PROBLEM TO WORK ON: Take every line from the data that has the word "语文报名人数" in it.

THE INPUT:
<<<<

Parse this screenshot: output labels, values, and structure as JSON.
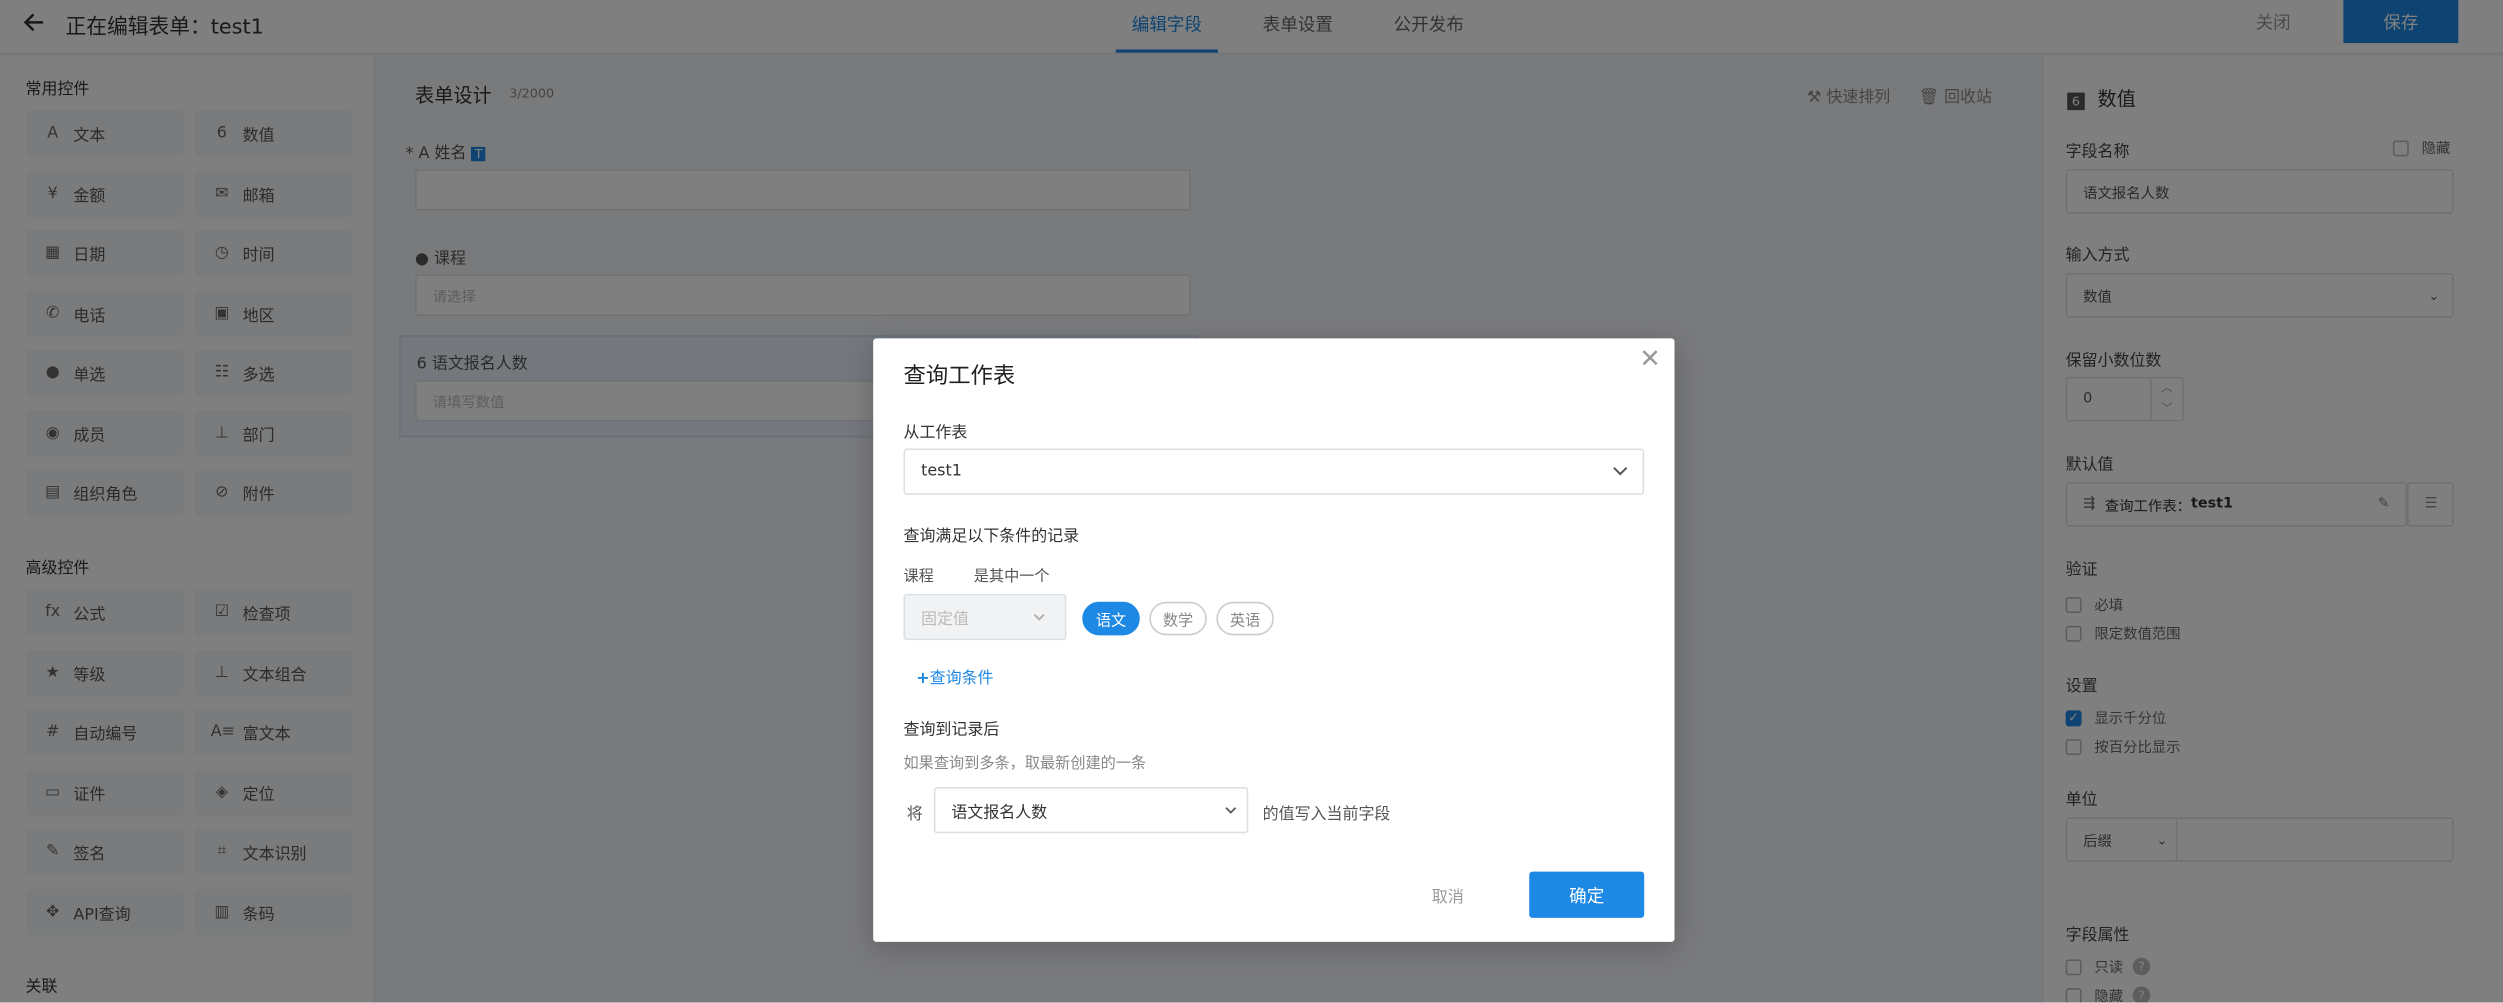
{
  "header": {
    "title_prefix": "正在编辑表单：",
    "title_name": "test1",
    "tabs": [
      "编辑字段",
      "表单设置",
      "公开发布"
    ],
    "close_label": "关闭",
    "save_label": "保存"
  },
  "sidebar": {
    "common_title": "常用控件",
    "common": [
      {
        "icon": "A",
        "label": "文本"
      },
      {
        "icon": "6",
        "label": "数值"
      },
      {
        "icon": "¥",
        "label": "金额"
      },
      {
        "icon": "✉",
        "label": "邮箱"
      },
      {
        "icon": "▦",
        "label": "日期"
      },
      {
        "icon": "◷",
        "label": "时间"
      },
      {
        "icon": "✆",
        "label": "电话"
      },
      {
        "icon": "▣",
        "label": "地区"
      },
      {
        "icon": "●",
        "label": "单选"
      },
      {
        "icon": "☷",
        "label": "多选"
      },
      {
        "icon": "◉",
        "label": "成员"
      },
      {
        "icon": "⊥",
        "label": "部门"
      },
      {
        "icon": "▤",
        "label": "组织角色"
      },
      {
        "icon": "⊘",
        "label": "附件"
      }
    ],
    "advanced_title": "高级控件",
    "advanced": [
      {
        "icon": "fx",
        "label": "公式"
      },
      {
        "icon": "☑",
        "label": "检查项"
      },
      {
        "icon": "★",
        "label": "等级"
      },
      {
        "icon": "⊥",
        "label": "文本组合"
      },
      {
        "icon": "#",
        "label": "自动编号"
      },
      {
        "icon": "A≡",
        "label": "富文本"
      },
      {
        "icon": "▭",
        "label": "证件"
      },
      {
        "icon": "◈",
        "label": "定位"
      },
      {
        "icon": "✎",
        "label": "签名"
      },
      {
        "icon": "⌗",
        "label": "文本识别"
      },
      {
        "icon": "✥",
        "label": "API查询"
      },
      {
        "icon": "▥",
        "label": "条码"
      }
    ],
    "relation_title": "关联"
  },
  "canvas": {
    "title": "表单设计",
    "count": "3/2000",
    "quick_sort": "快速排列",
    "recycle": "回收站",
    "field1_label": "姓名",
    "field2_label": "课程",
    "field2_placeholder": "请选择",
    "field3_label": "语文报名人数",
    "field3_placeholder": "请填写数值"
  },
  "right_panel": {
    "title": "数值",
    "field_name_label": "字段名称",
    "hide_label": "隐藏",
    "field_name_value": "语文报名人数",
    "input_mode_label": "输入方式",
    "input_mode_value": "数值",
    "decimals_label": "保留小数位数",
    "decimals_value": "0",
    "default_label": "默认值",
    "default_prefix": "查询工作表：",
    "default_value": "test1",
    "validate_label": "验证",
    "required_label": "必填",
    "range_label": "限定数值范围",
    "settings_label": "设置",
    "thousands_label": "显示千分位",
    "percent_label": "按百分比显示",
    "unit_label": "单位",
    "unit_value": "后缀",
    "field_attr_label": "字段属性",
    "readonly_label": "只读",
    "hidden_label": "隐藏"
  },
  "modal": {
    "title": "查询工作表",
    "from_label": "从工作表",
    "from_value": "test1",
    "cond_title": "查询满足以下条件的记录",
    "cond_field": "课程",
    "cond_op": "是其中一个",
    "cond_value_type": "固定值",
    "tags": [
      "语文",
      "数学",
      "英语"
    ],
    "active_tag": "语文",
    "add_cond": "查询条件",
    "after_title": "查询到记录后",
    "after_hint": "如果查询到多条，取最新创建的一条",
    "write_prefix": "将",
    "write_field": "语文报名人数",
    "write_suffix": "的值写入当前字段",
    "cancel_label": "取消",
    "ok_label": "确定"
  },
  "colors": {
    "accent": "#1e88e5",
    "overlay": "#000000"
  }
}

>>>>

COMPLETED TASK:
    "field3_label": "语文报名人数",
    "field_name_value": "语文报名人数",
    "write_field": "语文报名人数",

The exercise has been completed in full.